The intensity, the action, and the worry all gather to give the perception of a successful person; self-importance flows from their pores. And once I became CEO of my own company, I thought just like them for some time, despite all my cautions to the contrary. I remember walking up the fourth fairway of a golf course, telling a friend about my plans to leave that evening for a vacation in London. I realized only later that half the reason I chose to go to a place I had been so many times before was to proclaim to him and to others that I was off to London again.

If you are as entangled as I was in the delusion that what you do is very important, you do not yet perceive that anything that is passing cannot be particularly significant. If it is not that significant, it cannot be that serious. If it is not all that serious, it is not really a big deal. If it is not any of these things, how can worrying about it help you to become Mr. Serious? Or Mr. Big Deal?

Another debilitating outcome of an unwitting investment in self-importance is a desperate need to be in control of events. This usually leads to forming preconceptions about outcomes. The greater the investment in such, the more exacting the toll if things turn out unexpectedly.

When something or someone fails you, and you get upset about it, it is you, not it or they, who are missing the mark. Disappointment is caused by an error in perception on your part, not by the person or event that seems to be its cause. Without the confusion engendered by preconceptions, you would recognize only the positive side of disappointment. This is the side that suggests you free yourself from the real problem: your insistence that things or people be different. Without opposition, events and others are allowed to be what they are, no longer disappointing, just what they are.

Let’s say you have just returned to your office after a long road trip and are hoping for a day or two of relative calm. Just as you begin to settle back in, the boss comes in and says, “Sorry, but we have an emergency at the main plant, and I need you in Pittsburgh first thing in the morning. You can catch the seven o’clock flight tonight. See you when you get back.”

Now, while this is reasonably polite, it is also, like much of business, plainly inconsiderate. In such a circumstance, it is likely that at least part of your mind will leap up in resentment and begin something like this lament: “Here I am, exhausted after a long trip, having worked hard and done my very best. And no one can go to Pittsburgh except me? What kind of a one-sided, lousy deal is this, anyway? I feel just about used and abused enough to pack it in. And on and on such “poor me” thinking goes.

Where does this kind of angry response come from? Obviously, despite the inconvenience, this assignment in itself is not a big deal. You have done things like this numerous times before. Yet you find yourself resisting, making it difficult to release yourself from your negative interpretations of what is being asked of you.
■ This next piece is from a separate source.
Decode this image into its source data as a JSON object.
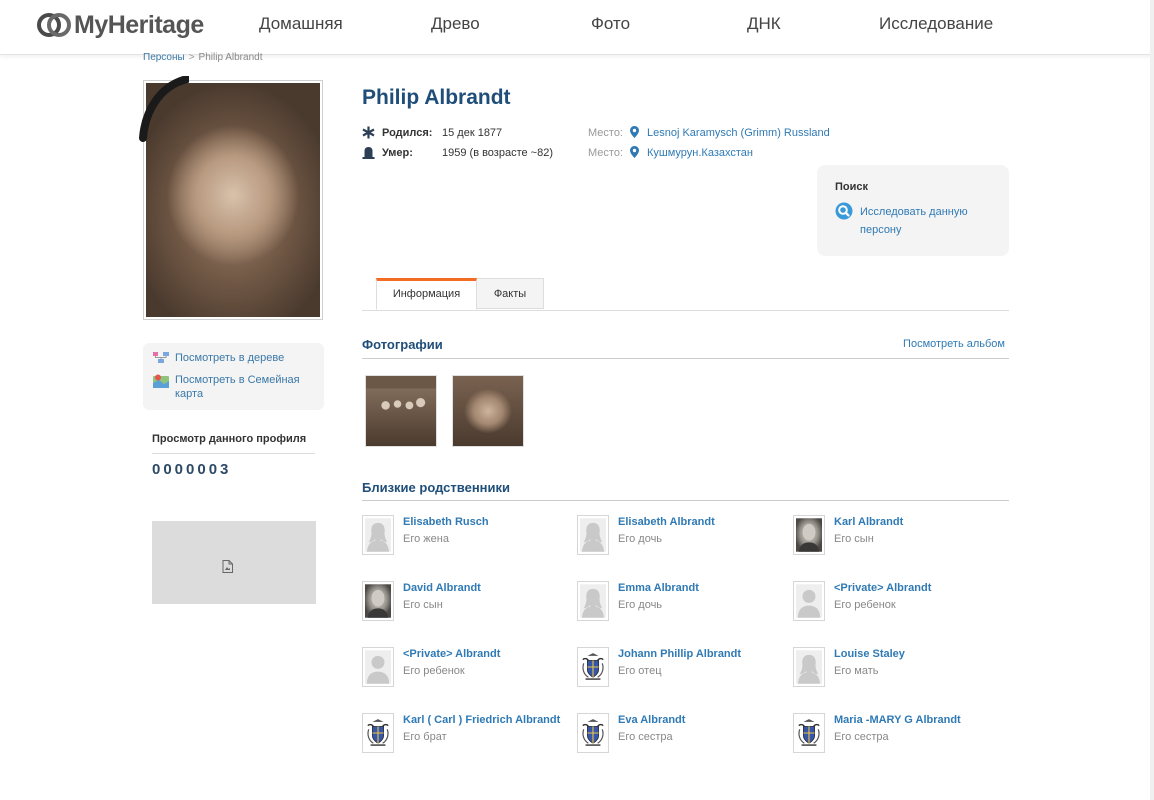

Why? Because you drifted into unawareness and left your mind unguarded, allowing that thief of tranquility called preconception to enter, plant itself, and take root. Because you unknowingly formed a picture of your day at work on your terms, and the boss came in and took your picture away.

Where is the real problem in this situation? Is it in the directive you received or in the way you are choosing to look at the scenario? If the problem is what showed up without your permission, you are in big trouble, not only in this event, but in everything unexpected that you deem unjust. On the other hand, by being aware that the problem was caused by your own preconception, you can remember your power to change your mind and decide to let go of the issue. Doing so might even lead you to realize that you can make such a choice anytime you want.

This step of awareness allows you to realize that you have a new frontier to conquer (i.e., your mind), which in turn empowers you to decide to meet this goal in the business setting. Now, instead of using instances of disappointment to complain about what seems unfair, you can use them to watch your thinking, becoming a more honest witness to what you may actually be up to. You can develop the ability to watch the storms of upset within your mind rise and fade away, and all the while, you can function efficiently. It takes willingness and practice, but it can be accomplished.

Everything, business included, is neither good nor bad, but up to your interpretation. Learning that this is so will help you enormously. It will help you begin to relax. Then what happens, happens, and you deal with it, after which you wait quietly for the next matter, and nothing more—or less.

As soon as you recognize that nothing is overly important until you make it so, your power to deal impersonally with whatever comes will transform threatening situations into energy for your transformation, changing all that seemed negative in the big, bad world into something positive for you.

Author's Bio: 

Robert E. Draper, went from growing up in a tough, impoverished Bronx neighborhood to the position of CEO of an NYSE company by the age of 35. His new book, The Other Side of Success … And All its Empty Promises, provides essential advice for businesspeople and anyone else looking to find true contentment in the face of life’s many ups and downs.

The Other Side of Success is available online at Amazon and Barnes and Noble, or by order from your local book retailer.

© 2009 Robert E. Draper. This article may be reproduced only in its entirety.